# How to complete this task:
Return, from the listing that follows, each line containing the word "JSON".

# Given data:
■ ■ ■ ■ ■
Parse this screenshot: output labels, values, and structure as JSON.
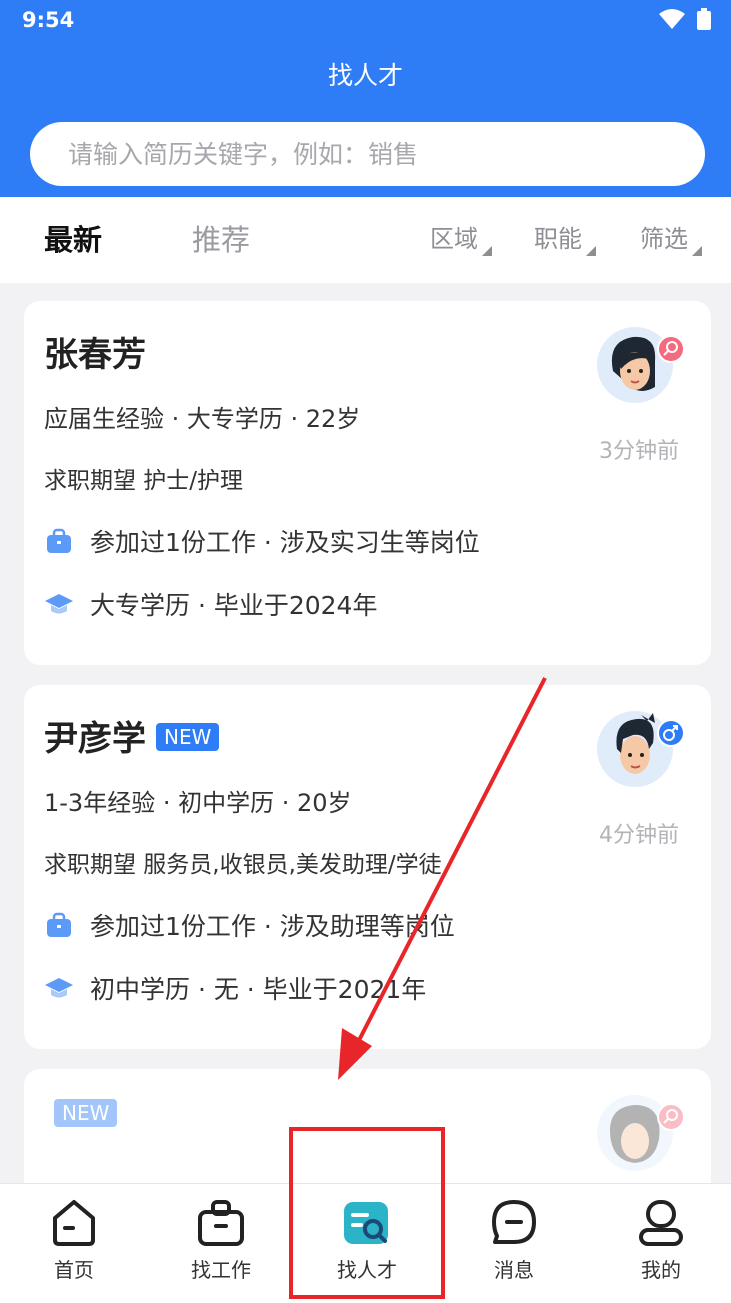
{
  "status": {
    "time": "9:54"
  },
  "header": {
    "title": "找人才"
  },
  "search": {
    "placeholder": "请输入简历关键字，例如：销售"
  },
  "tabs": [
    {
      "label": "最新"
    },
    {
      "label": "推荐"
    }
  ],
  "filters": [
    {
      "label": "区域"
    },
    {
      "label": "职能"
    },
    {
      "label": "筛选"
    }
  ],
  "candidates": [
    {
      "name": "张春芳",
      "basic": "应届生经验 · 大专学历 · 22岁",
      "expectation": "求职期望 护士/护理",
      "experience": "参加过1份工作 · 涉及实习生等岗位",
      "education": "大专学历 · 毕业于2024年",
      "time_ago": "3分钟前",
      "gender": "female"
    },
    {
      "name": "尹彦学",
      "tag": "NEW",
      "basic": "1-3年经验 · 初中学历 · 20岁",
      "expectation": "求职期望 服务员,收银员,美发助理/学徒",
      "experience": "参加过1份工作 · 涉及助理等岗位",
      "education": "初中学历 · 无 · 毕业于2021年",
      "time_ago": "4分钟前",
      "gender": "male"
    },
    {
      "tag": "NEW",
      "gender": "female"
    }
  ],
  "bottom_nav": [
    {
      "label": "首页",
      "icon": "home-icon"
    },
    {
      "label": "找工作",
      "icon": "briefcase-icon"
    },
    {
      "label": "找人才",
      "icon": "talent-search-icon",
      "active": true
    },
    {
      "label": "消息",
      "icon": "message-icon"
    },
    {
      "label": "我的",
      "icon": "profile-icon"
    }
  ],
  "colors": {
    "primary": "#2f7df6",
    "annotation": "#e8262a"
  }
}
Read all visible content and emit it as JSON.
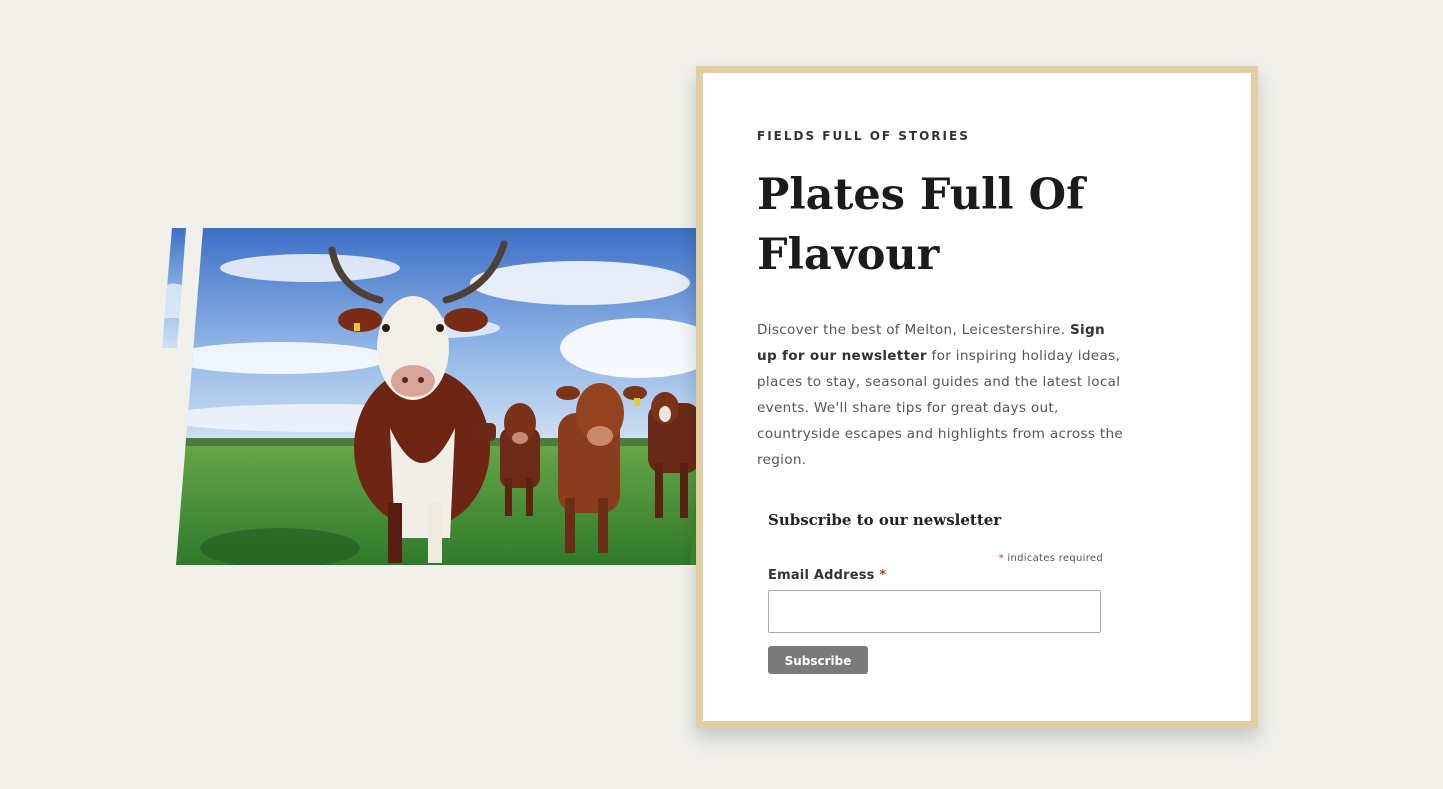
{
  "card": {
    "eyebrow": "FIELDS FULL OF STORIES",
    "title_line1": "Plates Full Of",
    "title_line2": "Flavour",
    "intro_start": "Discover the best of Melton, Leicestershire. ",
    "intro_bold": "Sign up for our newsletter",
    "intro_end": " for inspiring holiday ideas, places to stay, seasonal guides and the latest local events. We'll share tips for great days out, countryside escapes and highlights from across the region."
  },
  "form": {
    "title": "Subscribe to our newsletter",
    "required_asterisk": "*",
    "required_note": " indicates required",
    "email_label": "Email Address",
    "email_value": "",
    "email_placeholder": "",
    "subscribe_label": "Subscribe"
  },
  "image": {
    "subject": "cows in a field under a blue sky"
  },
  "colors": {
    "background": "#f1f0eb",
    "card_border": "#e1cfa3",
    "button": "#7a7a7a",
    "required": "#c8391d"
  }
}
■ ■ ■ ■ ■
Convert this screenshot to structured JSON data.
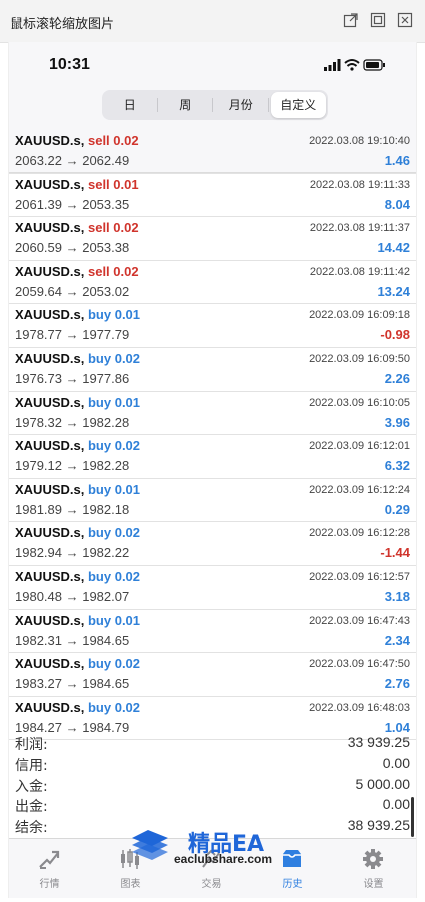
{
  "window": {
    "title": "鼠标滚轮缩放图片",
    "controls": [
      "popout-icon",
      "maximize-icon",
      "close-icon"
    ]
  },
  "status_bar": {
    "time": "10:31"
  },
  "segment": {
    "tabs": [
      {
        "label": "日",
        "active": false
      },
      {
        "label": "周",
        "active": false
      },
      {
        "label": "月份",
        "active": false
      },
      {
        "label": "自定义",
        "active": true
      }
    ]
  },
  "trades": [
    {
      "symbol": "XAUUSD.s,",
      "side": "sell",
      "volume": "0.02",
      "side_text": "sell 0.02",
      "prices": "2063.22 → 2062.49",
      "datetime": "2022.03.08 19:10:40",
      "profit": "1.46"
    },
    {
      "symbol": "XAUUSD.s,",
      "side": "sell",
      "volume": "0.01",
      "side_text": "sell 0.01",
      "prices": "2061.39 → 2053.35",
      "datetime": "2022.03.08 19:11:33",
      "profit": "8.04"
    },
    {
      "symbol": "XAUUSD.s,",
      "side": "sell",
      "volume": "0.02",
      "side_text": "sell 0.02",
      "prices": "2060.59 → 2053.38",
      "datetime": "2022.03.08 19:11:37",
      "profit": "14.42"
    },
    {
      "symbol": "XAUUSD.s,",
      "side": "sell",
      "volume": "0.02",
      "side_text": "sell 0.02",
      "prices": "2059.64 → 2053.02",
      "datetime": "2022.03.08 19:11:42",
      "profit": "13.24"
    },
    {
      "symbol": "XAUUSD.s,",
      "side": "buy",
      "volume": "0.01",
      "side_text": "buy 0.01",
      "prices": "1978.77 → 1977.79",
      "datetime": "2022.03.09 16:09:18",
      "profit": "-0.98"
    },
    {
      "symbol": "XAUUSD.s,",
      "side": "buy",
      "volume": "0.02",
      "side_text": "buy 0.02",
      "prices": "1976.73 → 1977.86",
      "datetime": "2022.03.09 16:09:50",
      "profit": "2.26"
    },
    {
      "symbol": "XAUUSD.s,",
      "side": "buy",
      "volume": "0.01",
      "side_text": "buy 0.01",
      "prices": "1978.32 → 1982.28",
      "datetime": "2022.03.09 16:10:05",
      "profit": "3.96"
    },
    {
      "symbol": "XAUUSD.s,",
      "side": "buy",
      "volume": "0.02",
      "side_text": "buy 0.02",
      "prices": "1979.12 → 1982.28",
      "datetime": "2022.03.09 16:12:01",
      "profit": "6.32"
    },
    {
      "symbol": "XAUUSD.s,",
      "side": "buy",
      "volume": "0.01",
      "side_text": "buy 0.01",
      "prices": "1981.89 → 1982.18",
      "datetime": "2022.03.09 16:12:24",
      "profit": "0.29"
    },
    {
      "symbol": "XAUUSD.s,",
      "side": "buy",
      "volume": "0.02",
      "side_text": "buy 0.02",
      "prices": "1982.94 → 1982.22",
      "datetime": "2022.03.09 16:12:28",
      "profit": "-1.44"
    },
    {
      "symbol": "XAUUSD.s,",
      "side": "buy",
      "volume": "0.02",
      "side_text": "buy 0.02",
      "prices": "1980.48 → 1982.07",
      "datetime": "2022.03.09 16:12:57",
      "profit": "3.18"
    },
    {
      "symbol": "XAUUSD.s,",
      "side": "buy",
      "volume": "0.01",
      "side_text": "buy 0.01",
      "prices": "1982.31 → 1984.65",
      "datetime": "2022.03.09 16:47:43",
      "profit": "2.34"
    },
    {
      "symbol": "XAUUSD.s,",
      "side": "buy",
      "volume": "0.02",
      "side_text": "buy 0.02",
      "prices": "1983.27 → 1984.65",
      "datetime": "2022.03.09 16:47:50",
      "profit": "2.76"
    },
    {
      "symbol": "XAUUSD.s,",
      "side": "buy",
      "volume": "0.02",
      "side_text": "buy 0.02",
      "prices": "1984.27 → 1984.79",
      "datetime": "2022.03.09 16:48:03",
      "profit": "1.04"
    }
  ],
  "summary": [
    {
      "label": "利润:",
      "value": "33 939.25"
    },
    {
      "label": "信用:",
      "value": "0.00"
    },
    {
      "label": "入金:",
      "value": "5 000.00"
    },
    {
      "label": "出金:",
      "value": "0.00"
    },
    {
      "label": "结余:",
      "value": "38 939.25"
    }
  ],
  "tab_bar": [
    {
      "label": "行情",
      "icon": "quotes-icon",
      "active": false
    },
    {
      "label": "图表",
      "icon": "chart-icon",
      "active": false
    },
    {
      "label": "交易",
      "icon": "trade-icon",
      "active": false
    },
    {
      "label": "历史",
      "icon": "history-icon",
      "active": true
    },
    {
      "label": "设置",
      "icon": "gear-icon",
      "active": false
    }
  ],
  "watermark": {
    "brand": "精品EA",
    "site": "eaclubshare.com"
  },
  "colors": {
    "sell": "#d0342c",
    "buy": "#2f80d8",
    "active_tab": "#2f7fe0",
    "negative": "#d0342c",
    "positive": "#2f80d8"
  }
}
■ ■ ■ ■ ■
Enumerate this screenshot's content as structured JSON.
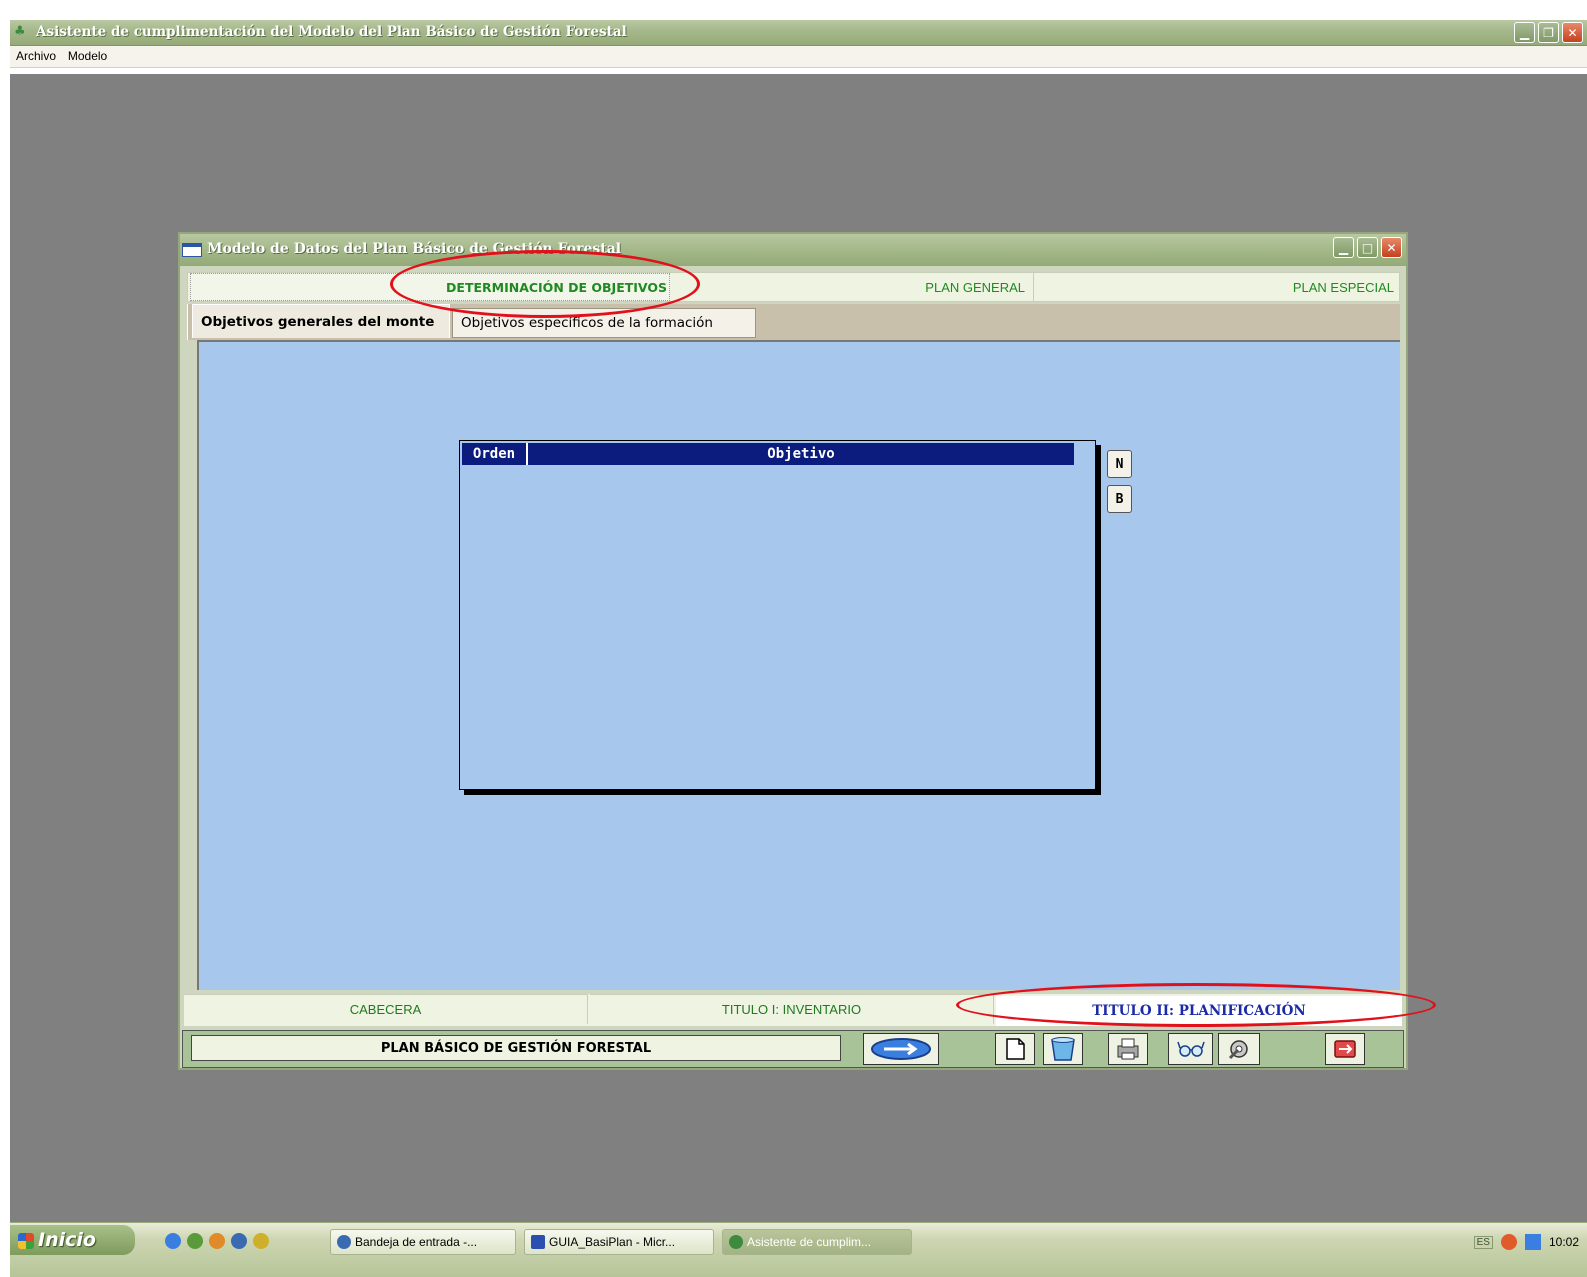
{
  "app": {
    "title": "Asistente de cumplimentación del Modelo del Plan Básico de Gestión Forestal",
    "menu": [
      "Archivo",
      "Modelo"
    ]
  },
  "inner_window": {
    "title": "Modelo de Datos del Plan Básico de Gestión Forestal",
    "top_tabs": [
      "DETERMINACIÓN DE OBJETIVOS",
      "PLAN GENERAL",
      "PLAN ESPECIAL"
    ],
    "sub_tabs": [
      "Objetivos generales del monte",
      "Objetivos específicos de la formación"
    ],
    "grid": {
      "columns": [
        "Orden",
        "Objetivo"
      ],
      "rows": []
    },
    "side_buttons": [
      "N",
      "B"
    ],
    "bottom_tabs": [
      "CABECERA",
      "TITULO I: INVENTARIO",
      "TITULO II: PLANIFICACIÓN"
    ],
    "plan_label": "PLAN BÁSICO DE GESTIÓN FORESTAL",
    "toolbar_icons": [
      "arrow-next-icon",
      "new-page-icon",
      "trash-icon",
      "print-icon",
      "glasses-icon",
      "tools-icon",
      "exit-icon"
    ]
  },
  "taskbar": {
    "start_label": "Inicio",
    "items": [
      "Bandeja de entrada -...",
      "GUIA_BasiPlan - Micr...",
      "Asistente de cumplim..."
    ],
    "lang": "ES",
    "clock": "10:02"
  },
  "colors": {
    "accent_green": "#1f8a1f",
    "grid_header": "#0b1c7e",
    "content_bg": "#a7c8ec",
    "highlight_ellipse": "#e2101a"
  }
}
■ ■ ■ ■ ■
# Answer box:
Parse this screenshot: output labels, values, and structure as JSON.
Read all visible content and emit it as JSON.
Convert this screenshot to structured JSON data.
Enumerate this screenshot's content as structured JSON.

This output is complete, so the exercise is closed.